This recipe is one of my favorite travel-inspired recipes I’ve made! Last summer BMW and I took a day trip to Tangier, Morocco from Spain. It was the first time for both of us to visit the African continent even if only the northern tip and just for a few hours! We decided to book a day tour with a company we found on Trip Advisor. Sometimes I am weary of these things and usually like to explore on my own but this one had great reviews and promised to take us to all the main attractions. Apparently, visiting Tangier for just one day is a thing. Fast forward past our sight seeing and spice shopping to our amazing lunch. Like one of my favorites. Have you ever had those meals that just surprised you at how delicious they were? The ones that you have really found memories of? Well, this is exactly how I felt about the first time I had chicken tagine in Morocco!
Just looking at these pictures is making my mouth water! Chicken tagine is an old, classic Moroccan dish. It combines lots of veggies and herbs and spices and takes time to make. But it is OH so worth it. The recipe is simple, there is nothing too difficult about making it. You don’t even need an actual tagine to make it! Although, I certainly debated whether I should bring back my shoes or a tagine from Tangier! The shoes won ultimately but I found a way to make this recipe at home. Chicken tagine is to Morocco like spaghetti is to Italy. Every family has their own little ways of making and different spices here and there that they add. This recipe is a pretty basic one. A good staple that you can switch up as you learn what you like best about it.
Moroccan Chicken Tagine
Serves about 4
One 3 1/2- to 4-pound chicken, cut into 8 pieces

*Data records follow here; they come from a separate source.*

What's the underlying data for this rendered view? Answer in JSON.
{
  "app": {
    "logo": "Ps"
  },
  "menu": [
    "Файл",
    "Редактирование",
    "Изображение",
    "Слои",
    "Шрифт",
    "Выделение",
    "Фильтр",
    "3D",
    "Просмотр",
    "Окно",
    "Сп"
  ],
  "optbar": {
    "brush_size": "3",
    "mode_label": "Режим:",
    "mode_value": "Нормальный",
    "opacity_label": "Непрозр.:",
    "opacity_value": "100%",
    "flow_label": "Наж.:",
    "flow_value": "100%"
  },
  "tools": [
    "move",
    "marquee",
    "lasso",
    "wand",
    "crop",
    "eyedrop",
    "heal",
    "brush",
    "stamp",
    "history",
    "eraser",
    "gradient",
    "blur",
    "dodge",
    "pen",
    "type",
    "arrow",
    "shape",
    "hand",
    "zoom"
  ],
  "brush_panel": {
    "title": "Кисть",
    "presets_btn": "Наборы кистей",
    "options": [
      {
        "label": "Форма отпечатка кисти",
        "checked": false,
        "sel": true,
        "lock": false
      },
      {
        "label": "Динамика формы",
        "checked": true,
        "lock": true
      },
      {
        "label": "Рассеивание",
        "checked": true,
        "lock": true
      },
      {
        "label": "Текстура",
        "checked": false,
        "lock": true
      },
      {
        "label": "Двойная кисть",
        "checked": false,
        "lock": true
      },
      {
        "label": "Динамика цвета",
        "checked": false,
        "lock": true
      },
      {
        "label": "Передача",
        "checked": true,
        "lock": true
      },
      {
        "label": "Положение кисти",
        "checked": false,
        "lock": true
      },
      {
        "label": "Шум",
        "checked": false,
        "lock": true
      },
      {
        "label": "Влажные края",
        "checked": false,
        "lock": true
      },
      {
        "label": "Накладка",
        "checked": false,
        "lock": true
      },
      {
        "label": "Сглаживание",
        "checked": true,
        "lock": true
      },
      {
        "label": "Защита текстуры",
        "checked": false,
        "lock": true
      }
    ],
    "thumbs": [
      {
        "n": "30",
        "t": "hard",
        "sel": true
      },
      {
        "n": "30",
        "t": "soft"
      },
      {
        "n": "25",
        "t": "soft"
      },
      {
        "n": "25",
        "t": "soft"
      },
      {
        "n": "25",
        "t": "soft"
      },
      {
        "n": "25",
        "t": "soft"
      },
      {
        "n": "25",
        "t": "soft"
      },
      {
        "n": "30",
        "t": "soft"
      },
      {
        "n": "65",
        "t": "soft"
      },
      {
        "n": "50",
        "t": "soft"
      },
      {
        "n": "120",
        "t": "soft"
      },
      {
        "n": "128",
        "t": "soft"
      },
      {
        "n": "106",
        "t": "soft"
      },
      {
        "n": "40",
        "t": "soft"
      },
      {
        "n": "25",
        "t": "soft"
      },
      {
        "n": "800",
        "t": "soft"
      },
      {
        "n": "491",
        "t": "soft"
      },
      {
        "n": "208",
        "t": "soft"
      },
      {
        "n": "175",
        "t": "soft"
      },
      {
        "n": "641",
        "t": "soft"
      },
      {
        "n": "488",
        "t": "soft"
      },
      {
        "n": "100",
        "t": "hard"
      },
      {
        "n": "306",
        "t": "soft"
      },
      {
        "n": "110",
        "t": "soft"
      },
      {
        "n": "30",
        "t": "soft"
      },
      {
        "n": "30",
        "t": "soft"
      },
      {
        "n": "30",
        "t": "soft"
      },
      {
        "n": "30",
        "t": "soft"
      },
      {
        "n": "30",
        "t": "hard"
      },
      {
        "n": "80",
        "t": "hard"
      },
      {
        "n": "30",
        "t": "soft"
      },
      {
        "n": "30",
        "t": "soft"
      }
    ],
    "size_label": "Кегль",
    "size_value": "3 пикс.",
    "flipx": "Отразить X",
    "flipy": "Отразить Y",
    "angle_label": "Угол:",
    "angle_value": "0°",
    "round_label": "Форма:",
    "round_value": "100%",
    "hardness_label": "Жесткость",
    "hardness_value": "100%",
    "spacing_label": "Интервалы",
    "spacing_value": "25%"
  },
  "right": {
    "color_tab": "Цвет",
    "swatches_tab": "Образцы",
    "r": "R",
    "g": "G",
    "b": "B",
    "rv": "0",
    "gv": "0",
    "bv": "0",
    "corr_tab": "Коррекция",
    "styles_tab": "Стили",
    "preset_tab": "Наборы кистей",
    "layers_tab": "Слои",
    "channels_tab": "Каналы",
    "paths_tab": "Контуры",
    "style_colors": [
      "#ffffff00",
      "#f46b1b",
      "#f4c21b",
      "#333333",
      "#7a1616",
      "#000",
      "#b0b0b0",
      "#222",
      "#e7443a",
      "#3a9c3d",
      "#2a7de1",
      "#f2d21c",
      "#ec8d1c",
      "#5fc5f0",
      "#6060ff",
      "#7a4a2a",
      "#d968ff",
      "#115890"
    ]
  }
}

2 large spring onions, halved lengthwise
1 cup chopped cilantro
1 cup chopped parsley
1 preserved lemon, quartered, seeds removed *see note
3 garlic cloves, crushed
One 2-inch piece of fresh ginger, peeled and sliced 1/4 inch thick
2 tablespoons sweet paprika
1 tablespoon ghee or unsalted butter, melted
1 tablespoon harissa* see note
1 teaspoon ground cumin
1 teaspoon ground turmeric
1/2 teaspoon ground cardamom
1/4 teaspoon crushed red pepper
1/4 teaspoon ground cinnamon
1/4 teaspoon saffron
1/4 cup plus 2 tablespoon extra-virgin olive oil
1 pound carrots, peeled, halved lengthwise
2 large fennel bulbs, halved and very thinly sliced
1 cup fresh or thawed frozen peas
1 cup whole green olives
3 cups chicken broth
2 tablespoons fresh lemon juice
1 cup couscous
1 small yellow onion, finely chopped
Preserved lemons- you might not be able to find these at every grocery store. Look at Middle Eastern markets or ethnic sections. Or you can make your own. I didn’t have time to make my own so I did a quick version by combining the lemons and kosher salt in the fridge overnight. It’s best if you can find or make the preserved lemons but my quick method will do in a pinch!
Harissa- also not the easiest thing to find! You can make your own, like I did, by muddling together five chiles de arbol with two cloves of garlic, 1 teaspoon lemon juice and a pinch of salt. Soak the chiles in hot water for 20 minutes to let them soften before muddling. You could also use a food processor. There are many different version of harissa so you can get creative with types of peppers you use and mix in different spices as well.
1.Season the chicken with salt and pepper. Mix together the green onions, 1/2 cup each of the cilantro and parsley, lemons, garlic, ginger, paprika, ghee, harissa, cumin, turmeric, cardamom, crushed red pepper, cinnamon and saffron. Coat the chicken with mixture and marinate overnight in fridge in an air tight container.
2. Once you’re ready to start cooking, heat 1/4 cup of the olive oil in a large dish with a lid.
3. Scrape the marinade off the chicken and set aside. Cook the chicken, skin side down, over moderate heat about 6-8 minutes in the large dish with oil.
3. Add the carrots, fennel, peas, green olives, reserved marinade and 1 cup of the broth. Cover the dish and bring to a boil, then reduce the heat to moderately low and cook until the chicken is tender, about 35 minutes.
3. While the tagine is cooking start the couscous. In a medium saucepan, heat the remaining olive oil with yellow onion and cook over moderate heat, stirring occasionally, until lightly browned, about 10 minutes.
4. Add the remaining 2 cups of broth, bring to a simmer and add the couscous. Cover the pot and let stand for 15 minutes or until all the liquid is absorbed. Fluff the couscous with a fork and season with salt.
5. Remove from the tagine from the heat and let stand, covered, for about 15 minutes. Add the lemon juice and the remaining cilantro and parsley and season with salt and black pepper.
6. Serve hot with couscous and mint tea or fresh carrot juice! At least that is how they served it to us in Tangier!
The part of town we were dining in did not allow alcohol although I am certain there are several wines that would pair nicely with this!